How can companies combat the phenomenon of employees wasting time in an efficient and respectful way? Some of the most effective solutions are flex scheduling, recognition and an increase in the presence of managers. To put it simply, the best way to prevent employees from wasting time is transparency.
Here are some of the worst ways companies try to reduce wasted time and find more effective solutions.
1. The restrictive approach: blocking websites
Many employers resort to enforcing restrictions and start monitoring their staff. According to the Paychex survey, 31.9 percent of workers surveyed said their companies installed website blockers, and 10.3 percent of employers started an internet policy, but they said they found these methods to be ineffective at reducing the time being wasted.
These strict internet policies are failed attempts at keeping employees from slipping away to YouTube or analyzing their fantasy football projections. If employees can’t find their next distraction on their desktop, they can simply rely on their smartphones.
So, what’s next? Are companies going to start confiscating phones?
Instead of being restrictive, be proactive. Start an employee recognition program to reward high performers, and give workers incentives to refrain from wasting time. People thrive on rewards, so use fun perks as a motivational tool.
For example, offer an impromptu day off, donate to the winner's favorite charity; print a customized t-shirt for the winner to publicly celebrate his or her achievements; or throw an office pizza party as a reward. These incentives can be as elaborate or as simple as the employer wants; no matter the size, rewards for employees are bound to motivate and inspire.
2. The overreaction approach: micromanaging tasks
When bosses see productivity suffer, some overreact and start to micromanage their staff. Nobody needs a nosy supervisor breathing down his or her neck; that just kills morale and hurts productivity.
Get your managers to be more hands-on by encouraging them to collaborate and motivate employees to be more accountable for their workload. Usually, when productivity suffers, the issue is far more complicated than just bad employees.
In fact, most employees want to succeed and grow. All that takes is some investment in better training. The State of Employee Training 2015 survey from Intercall found that 48 percent of employees surveyed said they wanted training that was more customized to their position, and 47 percent said they wanted to be able to go through the material at their own pace.
Define employee roles clearly so employees know where they stand in the big picture and how their efforts impact the organization as a whole. Then customize training modules for each role, and give them the option to work at their own pace. This way, they'll feel more accountable for their learning and be more engaged in how they are evolving.
3. An ineffective approach: allowing a casual dress code
Paychex’s survey also found that when companies change the dress code to be more casual, in an attempt to reduce wasted time, employees found the change ineffective. While such a change may align with a company's casual culture, it has no impact on employees wasting time.
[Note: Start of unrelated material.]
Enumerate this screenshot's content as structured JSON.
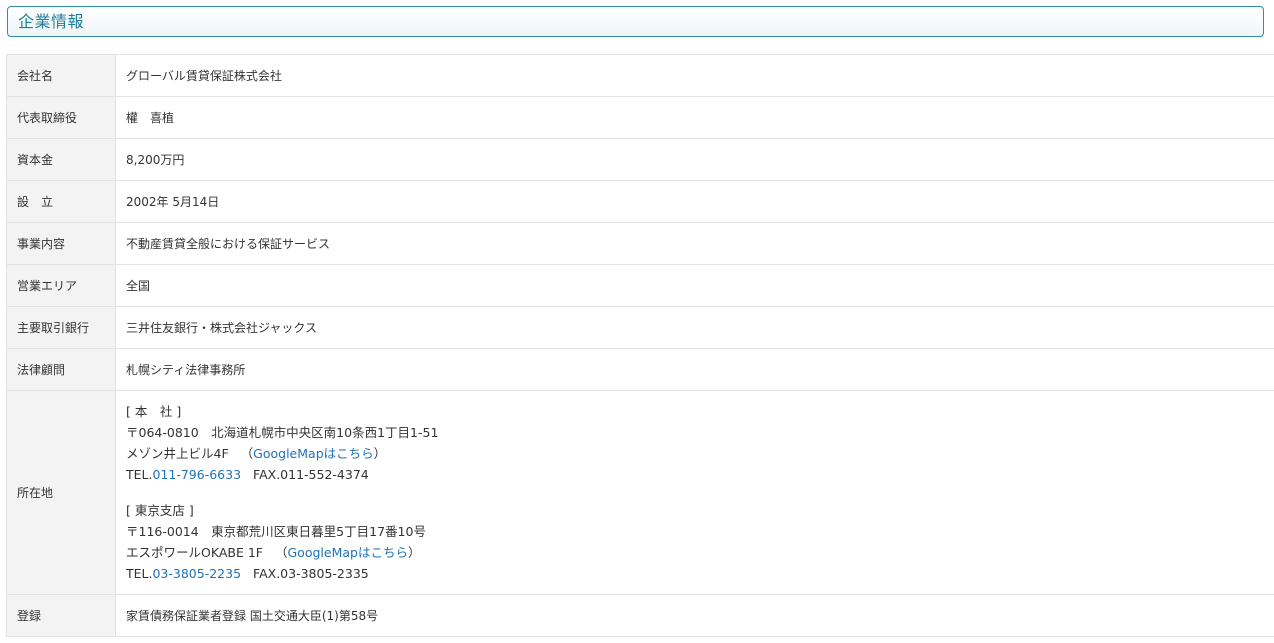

Instead, offer flexibility perks, like remote work, flextime and shared work. If employees work from home, they can determine their most productive time of the day. For instance, some people may work better earlier in the morning.
In general, flexible work arrangements put more emphasis on the employee. They are given strict deadlines, and management trusts them to complete their tasks on time. When employees know this, they take on a greater sense of ownership and personal accountability.
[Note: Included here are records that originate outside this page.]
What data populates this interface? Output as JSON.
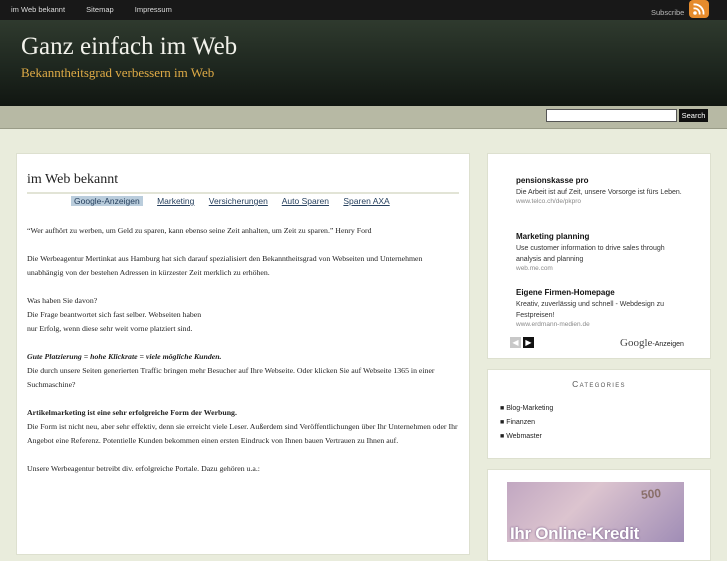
{
  "topnav": {
    "items": [
      "im Web bekannt",
      "Sitemap",
      "Impressum"
    ],
    "subscribe": "Subscribe"
  },
  "header": {
    "title": "Ganz einfach im Web",
    "description": "Bekanntheitsgrad verbessern im Web"
  },
  "search": {
    "button_label": "Search",
    "value": ""
  },
  "main": {
    "title": "im Web bekannt",
    "ad_links": [
      "Google-Anzeigen",
      "Marketing",
      "Versicherungen",
      "Auto Sparen",
      "Sparen AXA"
    ],
    "quote": "“Wer aufhört zu werben, um Geld zu sparen, kann ebenso seine Zeit anhalten, um Zeit zu sparen.” Henry Ford",
    "p1": "Die Werbeagentur Mertinkat aus Hamburg hat sich darauf spezialisiert den Bekanntheitsgrad von Webseiten und Unternehmen unabhängig von der bestehen Adressen in kürzester Zeit merklich zu erhöhen.",
    "q1": "Was haben Sie davon?",
    "q1_answer_start": "Die Frage beantwortet sich fast selber. Webseiten haben",
    "q1_answer_end": "nur Erfolg, wenn diese sehr weit vorne platziert sind.",
    "emph": "Gute Platzierung = hohe Klickrate = viele mögliche Kunden.",
    "p2": "Die durch unsere Seiten generierten Traffic bringen mehr Besucher auf Ihre Webseite. Oder klicken Sie auf Webseite 1365 in einer Suchmaschine?",
    "h2": "Artikelmarketing ist eine sehr erfolgreiche Form der Werbung.",
    "p3": "Die Form ist nicht neu, aber sehr effektiv, denn sie erreicht viele Leser. Außerdem sind Veröffentlichungen über Ihr Unternehmen oder Ihr Angebot eine Referenz. Potentielle Kunden bekommen einen ersten Eindruck von Ihnen bauen Vertrauen zu Ihnen auf.",
    "p4": "Unsere Werbeagentur betreibt div. erfolgreiche Portale. Dazu gehören u.a.:"
  },
  "sidebar": {
    "ads": [
      {
        "title": "pensionskasse pro",
        "desc": "Die Arbeit ist auf Zeit, unsere Vorsorge ist fürs Leben.",
        "url": "www.telco.ch/de/pkpro"
      },
      {
        "title": "Marketing planning",
        "desc": "Use customer information to drive sales through analysis and planning",
        "url": "web.me.com"
      },
      {
        "title": "Eigene Firmen-Homepage",
        "desc": "Kreativ, zuverlässig und schnell - Webdesign zu Festpreisen!",
        "url": "www.erdmann-medien.de"
      }
    ],
    "ads_label_brand": "Google",
    "ads_label_suffix": "-Anzeigen",
    "categories_title": "Categories",
    "categories": [
      "Blog-Marketing",
      "Finanzen",
      "Webmaster"
    ],
    "banner": {
      "text": "Ihr Online-Kredit",
      "note": "500"
    }
  },
  "colors": {
    "header_bg": "#1e271f",
    "subtitle": "#dfab46",
    "rss": "#e58b2d",
    "page_bg": "#e9ecdc"
  },
  "icons": {
    "rss": "rss-icon",
    "prev": "arrow-left-icon",
    "next": "arrow-right-icon"
  }
}
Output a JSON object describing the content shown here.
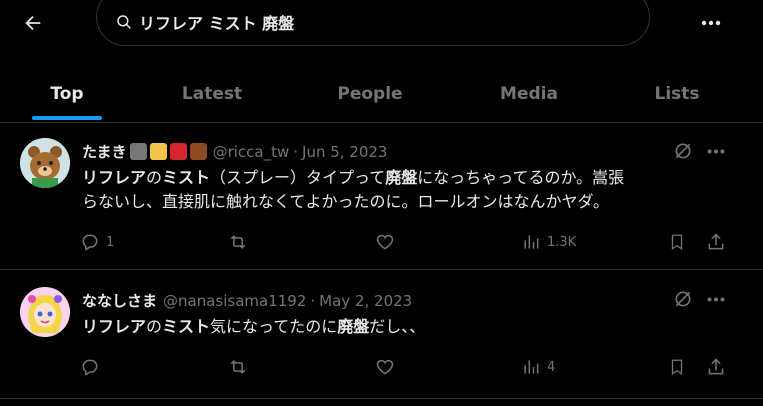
{
  "header": {
    "search_query": "リフレア ミスト 廃盤"
  },
  "tabs": [
    {
      "label": "Top"
    },
    {
      "label": "Latest"
    },
    {
      "label": "People"
    },
    {
      "label": "Media"
    },
    {
      "label": "Lists"
    }
  ],
  "tweets": [
    {
      "display_name": "たまき",
      "handle": "@ricca_tw",
      "separator": "·",
      "date": "Jun 5, 2023",
      "text_segments": [
        "リフレア",
        "の",
        "ミスト",
        "（スプレー）タイプって",
        "廃盤",
        "になっちゃってるのか。嵩張"
      ],
      "text_line2": "らないし、直接肌に触れなくてよかったのに。ロールオンはなんかヤダ。",
      "replies": "1",
      "retweets": "",
      "likes": "",
      "views": "1.3K"
    },
    {
      "display_name": "ななしさま",
      "handle": "@nanasisama1192",
      "separator": "·",
      "date": "May 2, 2023",
      "text_segments": [
        "リフレア",
        "の",
        "ミスト",
        "気になってたのに",
        "廃盤",
        "だし、、"
      ],
      "replies": "",
      "retweets": "",
      "likes": "",
      "views": "4"
    }
  ],
  "icons": {
    "back": "arrow-left-icon",
    "search": "search-icon",
    "more": "more-horizontal-icon",
    "grok": "grok-icon",
    "reply": "reply-icon",
    "retweet": "retweet-icon",
    "like": "heart-icon",
    "views": "views-icon",
    "bookmark": "bookmark-icon",
    "share": "share-icon"
  },
  "colors": {
    "background": "#000000",
    "accent": "#1d9bf0",
    "text_primary": "#e7e9ea",
    "text_secondary": "#71767b",
    "divider": "#2f3336"
  }
}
4. The restrictive approach 2: tracking time
Trying to keep track of employees' time in the workday is restrictive and becomes a hassle, especially when they’re spending 15 minutes recording how they spent each minute of the day. Instead, start a dialogue.
Provide ongoing performance evaluations, and use performance analytics to keep employees aware of how they meet expectations. They will feel less inclined to waste time when they see how their performance has been suffering.
Also, engage employees by helping them prioritize their responsibilities. Gallup’s 2015 State of the American Manager report, which surveyed 27 million employees, found that among the participating employees who strongly felt their manager helped them set work priorities, 66 percent were engaged.
When employers set goals with their staff, they are more motivated to hit those goals and maintain a high level of performance.